(Pablo Martinez Monsivais/AP)
Opinion writer

Some countries have a head of state and a head of government, one official whose role is largely ceremonial and one who actually runs things. Before he took office, Donald Trump apparently believed the presidency was more the former; he admitted that he thought holding the most powerful position on Earth would be less work than running a midsize real estate and brand licensing company.

A year and a half into his presidency, one has to ask if we’d be better off if we all agreed to have Trump do some ribbon-cutting, hold rallies for his rabid supporters and leave the governing to people who have some clue what they’re doing.

In fact, in some ways that’s already happening. NBC News has a good piece documenting the remarkable number of Trump administration officials who have publicly contradicted the president on matters related to Russia in the past couple of days. This includes the FBI director, the director of national intelligence and the U.S. ambassador to Russia.

That is, to put it mildly, highly unusual, but it’s the kind of thing that is becoming familiar. If you’re a top Trump official, it has become a significant part of your job to to assure people that they can ignore the insane things that come out of your boss’s mouth on any given day.

When they do that, they’re essentially trying to head off the tragic consequences of Trump’s ignorance, incompetence, malice and bad faith — consequences that in many cases are still hypothetical. For instance, Trump has made clear his utter contempt for NATO, arguably the most successful military alliance in human history, which has required administration officials to repeatedly take steps to reassure our understandably unsettled allies that we won’t be withdrawing any time soon. But for the moment the alliance still stands, and Vladimir Putin has not yet attempted to test it by invading a member nation.

In some cases, perhaps Trump’s aides should just let Trump say what he wants but not treat his statements as requiring any kind of action on their part. When Trump demands a private meeting with Putin without any aides present, and then the Russians say afterward that Trump made “verbal agreements” on some kind of military cooperation, the best answer for American officials might not be to scramble to figure out what the hell Trump agreed to, but just to act as though the whole thing never happened. Chances are that he’ll forget about it in a day or two anyway, once a celebrity says something on Twitter that gets him mad.

Another example: When Trump ludicrously claims that he has been tough on Russia, there’s a way in which he isn’t wrong. He has personally been a pathetic supplicant to Putin, but the administration has taken steps to punish Russia for its transgressions, imposing sanctions and expelling Russian diplomats. These steps have sometimes taken place over Trump’s objections, but they did occur.

So what we see is a constant tug-of-war between Trump and many of the people who work for him, in which they try to get him to read a briefing book or moderate his fawning over Putin, which he resists, but they often find ways to do the same things on policy that they would have done even if the president himself were more reasonable.

Just to be clear: I’m not arguing that this means everything is fine. In many areas, Trump’s rancid impulses are being put into direct practice. On immigration, for instance, the administration is enacting a series of policies to restrict legal immigration, shut America’s doors to asylum seekers and treat immigrant families with uncommon cruelty.

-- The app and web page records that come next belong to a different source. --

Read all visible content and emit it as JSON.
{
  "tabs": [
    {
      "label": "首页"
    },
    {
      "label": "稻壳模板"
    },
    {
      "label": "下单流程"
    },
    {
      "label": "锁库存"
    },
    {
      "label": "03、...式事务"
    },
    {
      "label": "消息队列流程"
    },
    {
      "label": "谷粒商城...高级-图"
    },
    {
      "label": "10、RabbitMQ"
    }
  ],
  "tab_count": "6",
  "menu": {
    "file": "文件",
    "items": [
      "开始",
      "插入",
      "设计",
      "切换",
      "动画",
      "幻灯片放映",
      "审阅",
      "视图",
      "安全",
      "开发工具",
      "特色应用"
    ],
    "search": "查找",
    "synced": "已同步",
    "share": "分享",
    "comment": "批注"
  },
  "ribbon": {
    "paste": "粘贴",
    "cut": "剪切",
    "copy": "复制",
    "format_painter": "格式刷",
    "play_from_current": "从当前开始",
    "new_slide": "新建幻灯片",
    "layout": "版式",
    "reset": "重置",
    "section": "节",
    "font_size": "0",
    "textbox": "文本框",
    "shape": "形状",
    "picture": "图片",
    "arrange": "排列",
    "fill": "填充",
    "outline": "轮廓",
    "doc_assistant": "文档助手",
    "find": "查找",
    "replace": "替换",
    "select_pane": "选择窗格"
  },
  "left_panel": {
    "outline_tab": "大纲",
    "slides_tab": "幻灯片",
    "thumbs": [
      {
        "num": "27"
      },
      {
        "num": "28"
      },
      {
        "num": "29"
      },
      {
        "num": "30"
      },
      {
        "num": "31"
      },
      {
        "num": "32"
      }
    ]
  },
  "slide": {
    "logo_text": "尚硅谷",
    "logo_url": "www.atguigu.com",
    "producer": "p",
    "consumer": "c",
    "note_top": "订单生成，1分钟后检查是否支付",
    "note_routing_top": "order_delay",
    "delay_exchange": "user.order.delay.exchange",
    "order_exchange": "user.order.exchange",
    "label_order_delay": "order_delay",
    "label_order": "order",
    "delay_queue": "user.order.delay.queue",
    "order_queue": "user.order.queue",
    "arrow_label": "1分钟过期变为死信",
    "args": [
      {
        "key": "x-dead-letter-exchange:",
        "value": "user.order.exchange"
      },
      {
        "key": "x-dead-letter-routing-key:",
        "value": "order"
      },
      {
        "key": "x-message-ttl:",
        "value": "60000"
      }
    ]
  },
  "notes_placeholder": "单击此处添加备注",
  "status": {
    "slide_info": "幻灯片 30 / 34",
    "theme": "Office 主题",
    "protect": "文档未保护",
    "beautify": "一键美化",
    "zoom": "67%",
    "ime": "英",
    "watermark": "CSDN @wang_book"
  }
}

These are expressions of Trump’s white nationalist philosophy, and they’re happening partly because it’s one of the few policy areas he actually cares about and demands action on, and partly because the people constructing those policies, like Jeff Sessions and Stephen Miller, are just as hostile to immigrants as Trump is, if not more.

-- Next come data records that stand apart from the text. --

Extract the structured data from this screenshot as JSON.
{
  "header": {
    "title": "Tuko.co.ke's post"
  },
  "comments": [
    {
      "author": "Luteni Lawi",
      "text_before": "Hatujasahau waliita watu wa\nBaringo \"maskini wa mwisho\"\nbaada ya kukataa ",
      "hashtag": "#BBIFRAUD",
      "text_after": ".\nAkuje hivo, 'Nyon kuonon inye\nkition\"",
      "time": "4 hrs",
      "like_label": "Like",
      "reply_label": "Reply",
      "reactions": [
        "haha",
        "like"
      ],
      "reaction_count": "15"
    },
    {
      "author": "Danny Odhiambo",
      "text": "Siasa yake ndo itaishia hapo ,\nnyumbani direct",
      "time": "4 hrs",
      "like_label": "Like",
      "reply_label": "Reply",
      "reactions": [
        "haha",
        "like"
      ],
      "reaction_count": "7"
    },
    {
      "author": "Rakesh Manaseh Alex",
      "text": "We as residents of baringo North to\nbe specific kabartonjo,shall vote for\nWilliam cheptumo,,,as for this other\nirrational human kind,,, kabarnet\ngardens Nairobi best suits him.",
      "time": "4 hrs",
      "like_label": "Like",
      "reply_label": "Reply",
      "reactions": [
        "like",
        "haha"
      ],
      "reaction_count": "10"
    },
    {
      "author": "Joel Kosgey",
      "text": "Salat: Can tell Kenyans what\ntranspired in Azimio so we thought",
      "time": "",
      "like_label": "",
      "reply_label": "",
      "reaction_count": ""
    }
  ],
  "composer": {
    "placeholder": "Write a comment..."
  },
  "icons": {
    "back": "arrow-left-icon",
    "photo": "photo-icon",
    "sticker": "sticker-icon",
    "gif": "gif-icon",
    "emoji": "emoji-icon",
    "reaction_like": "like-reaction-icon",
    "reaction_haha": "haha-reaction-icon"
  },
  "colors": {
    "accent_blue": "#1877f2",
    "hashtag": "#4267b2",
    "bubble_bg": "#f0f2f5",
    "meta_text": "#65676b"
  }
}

Not only that, there are areas where Trump’s indifference to the task of governing means that policies wind up being more extreme than they would otherwise have been. For instance, in previous Republican administrations it was common practice to find a moderate Republican who enjoys walks in the woods to lead the Environmental Protection Agency; while there would certainly be a deregulatory agenda carried out, they would attempt to show voters that they weren’t actively trying to poison our air, land and water. There may have been doctrinaire anti-environmentalists installed in the agencies, but the president’s broader political concerns would have provided at least some moderating influence.

But since Trump doesn’t care one way or other what the EPA does, the ideologues are left to do whatever they want. So first Scott Pruitt was installed to lead the agency; he lost his job only because his small-time corruption became an embarrassment to the president. He was replaced by acting EPA chief Andrew Wheeler, a coal lobbyist whose first major action was to ease rules on the storage of highly toxic coal ash, because who really needs to know if there’s mercury, cadmium and arsenic in your drinking water? The chances that Trump even knows that’s what the EPA is doing are somewhere between small and none.

All that being said, we still have a system in which the president is supposed to be running the government. As time goes on, more and more people in this administration may decide that they can ignore what the president says or does and carry out whatever policy they think is best. There are times when that could save us from catastrophe, and times when it could make things much worse.